The pandemic and subsequent recovery will accelerate the ongoing digitalization and automation of work—trends that have eroded middle-skill jobs while increasing high-skill jobs during the last two decades and contributed to the stagnation of median wages and rising income inequality.
Changes in demand, many of them accelerated by the economic dislocation wrought by the pandemic, will change the future composition of GDP. The share of services in the economy will continue to rise. But the share of in-person services will decline in retail, hospitality, travel, education, health care, and government as digitalization drives changes in the way these services are organized and delivered.
Many low-wage, low-skill, in-person service jobs, especially those provided by small firms, will not return with the eventual recovery. However, workers providing essential services such as policing, firefighting, health care, logistics, public transportation, and food will be in greater demand, creating new job opportunities and increasing the pressure to raise wages and improve benefits in these traditionally low-wage sectors.
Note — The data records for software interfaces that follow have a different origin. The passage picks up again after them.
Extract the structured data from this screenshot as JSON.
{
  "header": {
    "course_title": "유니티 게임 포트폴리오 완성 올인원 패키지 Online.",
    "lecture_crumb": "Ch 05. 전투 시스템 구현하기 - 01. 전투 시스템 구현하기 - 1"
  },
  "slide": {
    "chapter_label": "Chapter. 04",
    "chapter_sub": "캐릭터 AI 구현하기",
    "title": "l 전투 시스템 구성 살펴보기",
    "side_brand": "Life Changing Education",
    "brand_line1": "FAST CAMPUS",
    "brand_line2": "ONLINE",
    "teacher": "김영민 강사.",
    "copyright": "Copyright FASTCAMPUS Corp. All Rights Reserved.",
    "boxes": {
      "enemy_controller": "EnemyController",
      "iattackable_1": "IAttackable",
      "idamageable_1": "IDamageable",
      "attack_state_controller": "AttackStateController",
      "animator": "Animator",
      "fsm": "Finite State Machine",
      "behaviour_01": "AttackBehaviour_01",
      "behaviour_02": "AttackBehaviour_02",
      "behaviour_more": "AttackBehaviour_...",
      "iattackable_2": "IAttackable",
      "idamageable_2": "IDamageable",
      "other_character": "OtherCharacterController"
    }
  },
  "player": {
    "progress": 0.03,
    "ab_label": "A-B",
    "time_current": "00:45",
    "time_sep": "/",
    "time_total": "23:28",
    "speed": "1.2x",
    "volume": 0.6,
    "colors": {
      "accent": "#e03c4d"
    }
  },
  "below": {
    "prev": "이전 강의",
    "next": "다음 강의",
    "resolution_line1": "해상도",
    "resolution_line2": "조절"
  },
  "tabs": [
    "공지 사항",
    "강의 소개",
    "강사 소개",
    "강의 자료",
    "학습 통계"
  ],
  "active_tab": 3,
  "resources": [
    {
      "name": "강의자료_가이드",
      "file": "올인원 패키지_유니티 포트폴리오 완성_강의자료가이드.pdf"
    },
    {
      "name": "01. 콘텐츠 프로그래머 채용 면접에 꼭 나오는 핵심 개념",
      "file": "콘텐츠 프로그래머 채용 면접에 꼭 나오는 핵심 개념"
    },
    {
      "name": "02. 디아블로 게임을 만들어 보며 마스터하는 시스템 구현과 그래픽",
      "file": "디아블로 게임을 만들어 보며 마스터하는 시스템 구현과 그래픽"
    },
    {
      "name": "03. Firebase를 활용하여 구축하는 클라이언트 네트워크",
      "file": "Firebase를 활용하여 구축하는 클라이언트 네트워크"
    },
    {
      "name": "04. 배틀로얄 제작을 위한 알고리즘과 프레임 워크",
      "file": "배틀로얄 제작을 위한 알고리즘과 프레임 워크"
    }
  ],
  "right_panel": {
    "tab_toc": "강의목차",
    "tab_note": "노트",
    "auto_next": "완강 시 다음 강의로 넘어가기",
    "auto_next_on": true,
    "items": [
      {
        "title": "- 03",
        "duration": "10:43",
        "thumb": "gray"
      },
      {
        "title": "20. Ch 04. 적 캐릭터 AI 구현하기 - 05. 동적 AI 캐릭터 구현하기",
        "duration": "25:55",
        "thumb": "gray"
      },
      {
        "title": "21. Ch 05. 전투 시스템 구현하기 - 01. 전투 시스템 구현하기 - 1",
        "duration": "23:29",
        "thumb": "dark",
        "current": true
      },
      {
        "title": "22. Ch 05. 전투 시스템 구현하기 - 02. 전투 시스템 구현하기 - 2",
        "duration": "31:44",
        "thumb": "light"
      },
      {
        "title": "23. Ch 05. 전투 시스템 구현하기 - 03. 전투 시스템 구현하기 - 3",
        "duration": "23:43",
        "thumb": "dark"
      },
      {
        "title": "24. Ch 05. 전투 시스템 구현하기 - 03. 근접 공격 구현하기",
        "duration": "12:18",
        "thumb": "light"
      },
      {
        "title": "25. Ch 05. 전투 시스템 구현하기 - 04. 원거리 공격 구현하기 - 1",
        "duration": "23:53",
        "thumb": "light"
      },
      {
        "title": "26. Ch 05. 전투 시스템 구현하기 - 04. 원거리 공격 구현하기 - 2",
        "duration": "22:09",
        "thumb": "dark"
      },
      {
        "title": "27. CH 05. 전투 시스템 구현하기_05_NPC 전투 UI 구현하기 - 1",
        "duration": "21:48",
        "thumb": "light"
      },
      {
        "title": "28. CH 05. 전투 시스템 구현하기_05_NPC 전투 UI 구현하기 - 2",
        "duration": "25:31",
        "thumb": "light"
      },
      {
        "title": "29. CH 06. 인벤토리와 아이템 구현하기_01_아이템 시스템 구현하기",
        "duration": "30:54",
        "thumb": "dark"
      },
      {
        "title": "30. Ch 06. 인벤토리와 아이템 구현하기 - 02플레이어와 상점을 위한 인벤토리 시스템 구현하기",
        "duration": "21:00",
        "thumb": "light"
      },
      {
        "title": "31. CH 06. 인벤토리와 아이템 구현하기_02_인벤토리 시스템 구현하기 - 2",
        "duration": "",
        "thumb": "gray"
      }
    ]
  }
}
The downturn will accelerate the growth of nonstandard, precarious employment—part-time workers, gig workers, and workers with multiple employers—leading to new portable benefits systems that move with workers and broaden the definition of employer. New low-cost training programs, digitally delivered, will be required to provide the skills required in new jobs.
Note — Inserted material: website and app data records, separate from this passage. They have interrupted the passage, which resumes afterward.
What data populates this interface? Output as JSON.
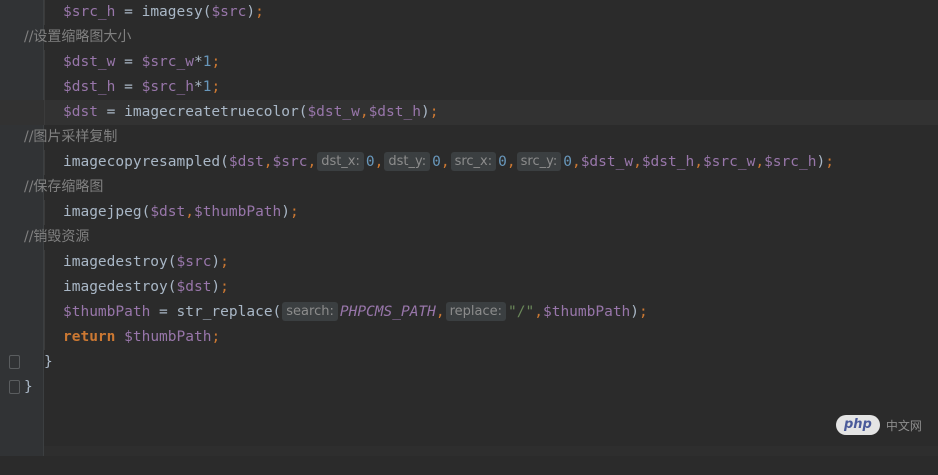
{
  "code": {
    "l1_var": "$src_h",
    "l1_eq": " = ",
    "l1_fn": "imagesy(",
    "l1_arg": "$src",
    "l1_close": ")",
    "l1_semi": ";",
    "l2_comment": "//设置缩略图大小",
    "l3_var": "$dst_w",
    "l3_eq": " = ",
    "l3_var2": "$src_w",
    "l3_op": "*",
    "l3_num": "1",
    "l3_semi": ";",
    "l4_var": "$dst_h",
    "l4_eq": " = ",
    "l4_var2": "$src_h",
    "l4_op": "*",
    "l4_num": "1",
    "l4_semi": ";",
    "l5_var": "$dst",
    "l5_eq": " = ",
    "l5_fn": "imagecreatetruecolor(",
    "l5_a1": "$dst_w",
    "l5_comma": ",",
    "l5_a2": "$dst_h",
    "l5_close": ")",
    "l5_semi": ";",
    "l6_comment": "//图片采样复制",
    "l7_fn": "imagecopyresampled(",
    "l7_a1": "$dst",
    "l7_a2": "$src",
    "l7_h1": "dst_x:",
    "l7_n1": "0",
    "l7_h2": "dst_y:",
    "l7_n2": "0",
    "l7_h3": "src_x:",
    "l7_n3": "0",
    "l7_h4": "src_y:",
    "l7_n4": "0",
    "l7_a3": "$dst_w",
    "l7_a4": "$dst_h",
    "l7_a5": "$src_w",
    "l7_a6": "$src_h",
    "l7_close": ")",
    "l7_semi": ";",
    "comma": ",",
    "l8_comment": "//保存缩略图",
    "l9_fn": "imagejpeg(",
    "l9_a1": "$dst",
    "l9_a2": "$thumbPath",
    "l9_close": ")",
    "l9_semi": ";",
    "l10_comment": "//销毁资源",
    "l11_fn": "imagedestroy(",
    "l11_a1": "$src",
    "l11_close": ")",
    "l11_semi": ";",
    "l12_fn": "imagedestroy(",
    "l12_a1": "$dst",
    "l12_close": ")",
    "l12_semi": ";",
    "l13_var": "$thumbPath",
    "l13_eq": " = ",
    "l13_fn": "str_replace(",
    "l13_h1": "search:",
    "l13_const": "PHPCMS_PATH",
    "l13_h2": "replace:",
    "l13_str": "\"/\"",
    "l13_a3": "$thumbPath",
    "l13_close": ")",
    "l13_semi": ";",
    "l14_kw": "return",
    "l14_var": "$thumbPath",
    "l14_semi": ";",
    "l15_brace": "}",
    "l16_brace": "}"
  },
  "watermark": {
    "logo": "php",
    "site": "中文网"
  },
  "colors": {
    "background": "#2b2b2b",
    "variable": "#9876aa",
    "keyword": "#cc7832",
    "number": "#6897bb",
    "string": "#6a8759",
    "comment": "#808080"
  },
  "icons": [
    "fold-marker-icon"
  ]
}
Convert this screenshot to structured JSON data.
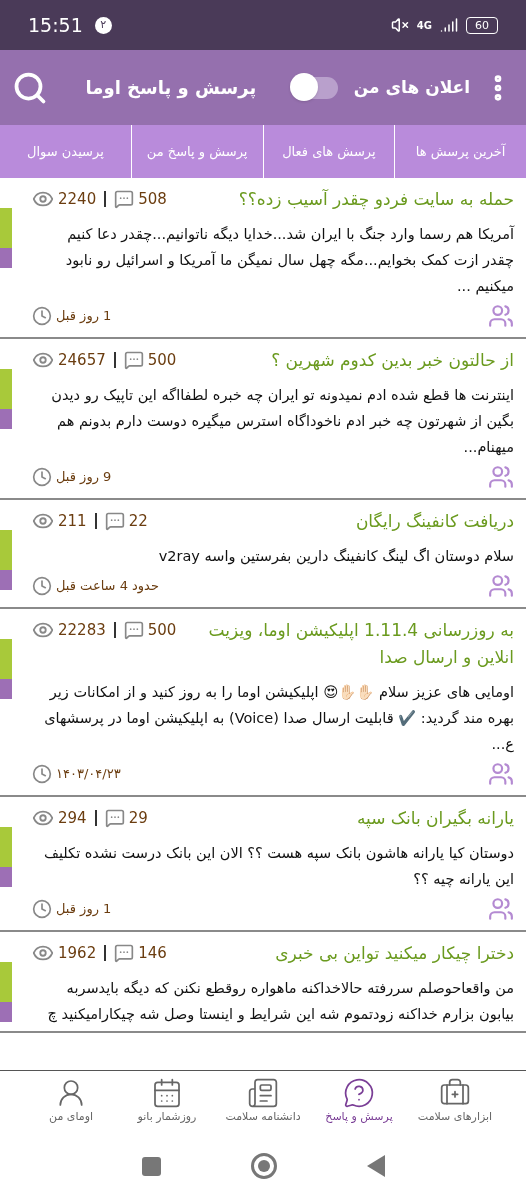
{
  "status_bar": {
    "time": "15:51",
    "badge": "۲",
    "network": "4G",
    "battery": "60"
  },
  "header": {
    "title": "پرسش و پاسخ اوما",
    "notifications_label": "اعلان های من",
    "notifications_on": false
  },
  "tabs": [
    {
      "label": "آخرین پرسش ها"
    },
    {
      "label": "پرسش های فعال"
    },
    {
      "label": "پرسش و پاسخ من"
    },
    {
      "label": "پرسیدن سوال"
    }
  ],
  "posts": [
    {
      "title": "حمله به سایت فردو چقدر آسیب زده؟؟",
      "comments": "508",
      "views": "2240",
      "body": "آمریکا هم رسما وارد جنگ با ایران شد...خدایا دیگه ناتوانیم...چقدر دعا کنیم چقدر ازت کمک بخوایم...مگه چهل سال نمیگن ما  آمریکا و اسرائیل رو نابود میکنیم ...",
      "time": "1 روز قبل"
    },
    {
      "title": "از حالتون خبر بدین کدوم شهرین ؟",
      "comments": "500",
      "views": "24657",
      "body": "اینترنت ها قطع شده ادم نمیدونه تو ایران چه خبره لطفااگه این تاپیک رو دیدن بگین از شهرتون چه خبر  ادم ناخوداگاه استرس میگیره دوست دارم بدونم هم میهنام...",
      "time": "9 روز قبل"
    },
    {
      "title": "دریافت کانفینگ رایگان",
      "comments": "22",
      "views": "211",
      "body": "سلام دوستان اگ لینگ کانفینگ دارین بفرستین واسه v2ray",
      "time": "حدود 4 ساعت قبل"
    },
    {
      "title": "به روزرسانی 1.11.4 اپلیکیشن اوما، ویزیت انلاین و ارسال صدا",
      "comments": "500",
      "views": "22283",
      "body": "اومایی های عزیز سلام ✋🏻✋🏻😍 اپلیکیشن اوما را به روز کنید و از امکانات زیر بهره مند گردید:  ✔️ قابلیت ارسال صدا (Voice) به اپلیکیشن اوما در پرسشهای ع...",
      "time": "۱۴۰۳/۰۴/۲۳"
    },
    {
      "title": "یارانه بگیران بانک سپه",
      "comments": "29",
      "views": "294",
      "body": "دوستان کیا یارانه هاشون بانک سپه هست ؟؟  الان این بانک درست نشده تکلیف این یارانه چیه ؟؟",
      "time": "1 روز قبل"
    },
    {
      "title": "دخترا چیکار میکنید تواین بی خبری",
      "comments": "146",
      "views": "1962",
      "body": "من واقعاحوصلم سررفته حالاخداکنه ماهواره روقطع نکنن که دیگه بایدسربه بیابون بزارم خداکنه زودتموم شه این شرایط و اینستا وصل شه چیکارامیکنید چ"
    }
  ],
  "bottom_nav": [
    {
      "label": "ابزارهای سلامت",
      "kind": "kit",
      "selected": false
    },
    {
      "label": "پرسش و پاسخ",
      "kind": "question",
      "selected": true
    },
    {
      "label": "دانشنامه سلامت",
      "kind": "news",
      "selected": false
    },
    {
      "label": "روزشمار بانو",
      "kind": "calendar",
      "selected": false
    },
    {
      "label": "اومای من",
      "kind": "user",
      "selected": false
    }
  ]
}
The sudden dependence of so many on the ability to work remotely reminds us that a significant and inclusive expansion of Wi-Fi, broadband, and other infrastructure will be necessary to enable the accelerating digitalization of economic activity.
— Foreign Policy